WHAT YOU SHOULD DO: Although the records contain pictures, only their text should be repeated, exactly as it stands.

-- DATA FOR ANALYSIS follows --

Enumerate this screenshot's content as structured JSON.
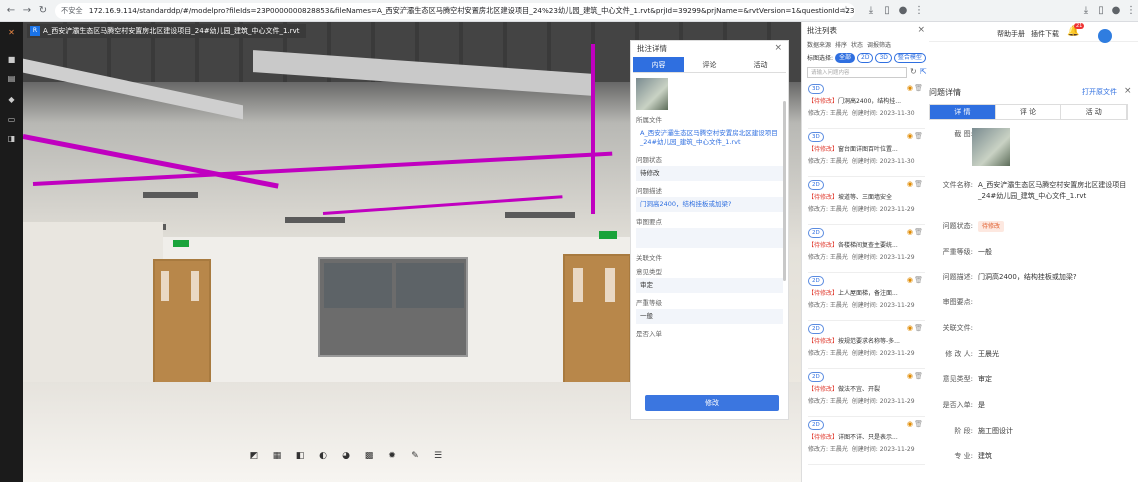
{
  "browser": {
    "insecure_label": "不安全",
    "url": "172.16.9.114/standarddp/#/modelpro?fileIds=23P0000000828853&fileNames=A_西安浐灞生态区马腾空村安置房北区建设项目_24%23幼儿园_建筑_中心文件_1.rvt&prjId=39299&prjName=&rvtVersion=1&questionId=23P0000..."
  },
  "viewer": {
    "file_tab": "A_西安浐灞生态区马腾空村安置房北区建设项目_24#幼儿园_建筑_中心文件_1.rvt",
    "file_icon": "R"
  },
  "detail": {
    "title": "批注详情",
    "tabs": [
      "内容",
      "评论",
      "活动"
    ],
    "fields": [
      {
        "label": "所属文件",
        "value": "A_西安浐灞生态区马腾空村安置房北区建设项目_24#幼儿园_建筑_中心文件_1.rvt"
      },
      {
        "label": "问题状态",
        "value": "待修改"
      },
      {
        "label": "问题描述",
        "value": "门洞高2400，结构挂板或加梁?"
      },
      {
        "label": "审图要点",
        "value": ""
      },
      {
        "label": "关联文件",
        "value": ""
      },
      {
        "label": "意见类型",
        "value": "审定"
      },
      {
        "label": "严重等级",
        "value": "一般"
      },
      {
        "label": "是否入单",
        "value": ""
      }
    ],
    "submit": "修改"
  },
  "list": {
    "title": "批注列表",
    "filters": [
      "数据来源",
      "排序",
      "状态",
      "调报筛选"
    ],
    "scope_label": "标图选择:",
    "scopes": [
      "全部",
      "2D",
      "3D",
      "整合模型"
    ],
    "search_placeholder": "请输入问题内容",
    "items": [
      {
        "tag": "3D",
        "status": "【待修改】",
        "text": "门洞高2400，结构挂...",
        "author": "修改方: 王晨光",
        "time": "创建时间: 2023-11-30"
      },
      {
        "tag": "3D",
        "status": "【待修改】",
        "text": "窗台面详图百叶位置...",
        "author": "修改方: 王晨光",
        "time": "创建时间: 2023-11-30"
      },
      {
        "tag": "2D",
        "status": "【待修改】",
        "text": "坡道等、三面墙安全",
        "author": "修改方: 王晨光",
        "time": "创建时间: 2023-11-29"
      },
      {
        "tag": "2D",
        "status": "【待修改】",
        "text": "各楼梯间复查主要统...",
        "author": "修改方: 王晨光",
        "time": "创建时间: 2023-11-29"
      },
      {
        "tag": "2D",
        "status": "【待修改】",
        "text": "上人屋面梯，备注面...",
        "author": "修改方: 王晨光",
        "time": "创建时间: 2023-11-29"
      },
      {
        "tag": "2D",
        "status": "【待修改】",
        "text": "按规范要求名称等-多...",
        "author": "修改方: 王晨光",
        "time": "创建时间: 2023-11-29"
      },
      {
        "tag": "2D",
        "status": "【待修改】",
        "text": "做法不宜、开裂",
        "author": "修改方: 王晨光",
        "time": "创建时间: 2023-11-29"
      },
      {
        "tag": "2D",
        "status": "【待修改】",
        "text": "详图不详、只是表示...",
        "author": "修改方: 王晨光",
        "time": "创建时间: 2023-11-29"
      }
    ]
  },
  "right": {
    "help": "帮助手册",
    "plugin": "插件下载",
    "badge": "21",
    "panel_title": "问题详情",
    "open_file": "打开原文件",
    "tabs": [
      "详 情",
      "评 论",
      "活 动"
    ],
    "rows": [
      {
        "k": "截 图:",
        "v": ""
      },
      {
        "k": "文件名称:",
        "v": "A_西安浐灞生态区马腾空村安置房北区建设项目_24#幼儿园_建筑_中心文件_1.rvt"
      },
      {
        "k": "问题状态:",
        "v": "待修改"
      },
      {
        "k": "严重等级:",
        "v": "一般"
      },
      {
        "k": "问题描述:",
        "v": "门洞高2400，结构挂板或加梁?"
      },
      {
        "k": "审图要点:",
        "v": ""
      },
      {
        "k": "关联文件:",
        "v": ""
      },
      {
        "k": "修 改 人:",
        "v": "王晨光"
      },
      {
        "k": "意见类型:",
        "v": "审定"
      },
      {
        "k": "是否入单:",
        "v": "是"
      },
      {
        "k": "阶 段:",
        "v": "施工图设计"
      },
      {
        "k": "专 业:",
        "v": "建筑"
      }
    ]
  }
}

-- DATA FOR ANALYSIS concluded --

YOUR RESPONSE:
Enumerate this screenshot's content as structured JSON.
{
  "browser": {
    "insecure_label": "不安全",
    "url": "172.16.9.114/standarddp/#/modelpro?fileIds=23P0000000828853&fileNames=A_西安浐灞生态区马腾空村安置房北区建设项目_24%23幼儿园_建筑_中心文件_1.rvt&prjId=39299&prjName=&rvtVersion=1&questionId=23P0000..."
  },
  "viewer": {
    "file_tab": "A_西安浐灞生态区马腾空村安置房北区建设项目_24#幼儿园_建筑_中心文件_1.rvt",
    "file_icon": "R"
  },
  "detail": {
    "title": "批注详情",
    "tabs": [
      "内容",
      "评论",
      "活动"
    ],
    "fields": [
      {
        "label": "所属文件",
        "value": "A_西安浐灞生态区马腾空村安置房北区建设项目_24#幼儿园_建筑_中心文件_1.rvt"
      },
      {
        "label": "问题状态",
        "value": "待修改"
      },
      {
        "label": "问题描述",
        "value": "门洞高2400，结构挂板或加梁?"
      },
      {
        "label": "审图要点",
        "value": ""
      },
      {
        "label": "关联文件",
        "value": ""
      },
      {
        "label": "意见类型",
        "value": "审定"
      },
      {
        "label": "严重等级",
        "value": "一般"
      },
      {
        "label": "是否入单",
        "value": ""
      }
    ],
    "submit": "修改"
  },
  "list": {
    "title": "批注列表",
    "filters": [
      "数据来源",
      "排序",
      "状态",
      "调报筛选"
    ],
    "scope_label": "标图选择:",
    "scopes": [
      "全部",
      "2D",
      "3D",
      "整合模型"
    ],
    "search_placeholder": "请输入问题内容",
    "items": [
      {
        "tag": "3D",
        "status": "【待修改】",
        "text": "门洞高2400，结构挂...",
        "author": "修改方: 王晨光",
        "time": "创建时间: 2023-11-30"
      },
      {
        "tag": "3D",
        "status": "【待修改】",
        "text": "窗台面详图百叶位置...",
        "author": "修改方: 王晨光",
        "time": "创建时间: 2023-11-30"
      },
      {
        "tag": "2D",
        "status": "【待修改】",
        "text": "坡道等、三面墙安全",
        "author": "修改方: 王晨光",
        "time": "创建时间: 2023-11-29"
      },
      {
        "tag": "2D",
        "status": "【待修改】",
        "text": "各楼梯间复查主要统...",
        "author": "修改方: 王晨光",
        "time": "创建时间: 2023-11-29"
      },
      {
        "tag": "2D",
        "status": "【待修改】",
        "text": "上人屋面梯，备注面...",
        "author": "修改方: 王晨光",
        "time": "创建时间: 2023-11-29"
      },
      {
        "tag": "2D",
        "status": "【待修改】",
        "text": "按规范要求名称等-多...",
        "author": "修改方: 王晨光",
        "time": "创建时间: 2023-11-29"
      },
      {
        "tag": "2D",
        "status": "【待修改】",
        "text": "做法不宜、开裂",
        "author": "修改方: 王晨光",
        "time": "创建时间: 2023-11-29"
      },
      {
        "tag": "2D",
        "status": "【待修改】",
        "text": "详图不详、只是表示...",
        "author": "修改方: 王晨光",
        "time": "创建时间: 2023-11-29"
      }
    ]
  },
  "right": {
    "help": "帮助手册",
    "plugin": "插件下载",
    "badge": "21",
    "panel_title": "问题详情",
    "open_file": "打开原文件",
    "tabs": [
      "详 情",
      "评 论",
      "活 动"
    ],
    "rows": [
      {
        "k": "截 图:",
        "v": ""
      },
      {
        "k": "文件名称:",
        "v": "A_西安浐灞生态区马腾空村安置房北区建设项目_24#幼儿园_建筑_中心文件_1.rvt"
      },
      {
        "k": "问题状态:",
        "v": "待修改"
      },
      {
        "k": "严重等级:",
        "v": "一般"
      },
      {
        "k": "问题描述:",
        "v": "门洞高2400，结构挂板或加梁?"
      },
      {
        "k": "审图要点:",
        "v": ""
      },
      {
        "k": "关联文件:",
        "v": ""
      },
      {
        "k": "修 改 人:",
        "v": "王晨光"
      },
      {
        "k": "意见类型:",
        "v": "审定"
      },
      {
        "k": "是否入单:",
        "v": "是"
      },
      {
        "k": "阶 段:",
        "v": "施工图设计"
      },
      {
        "k": "专 业:",
        "v": "建筑"
      }
    ]
  }
}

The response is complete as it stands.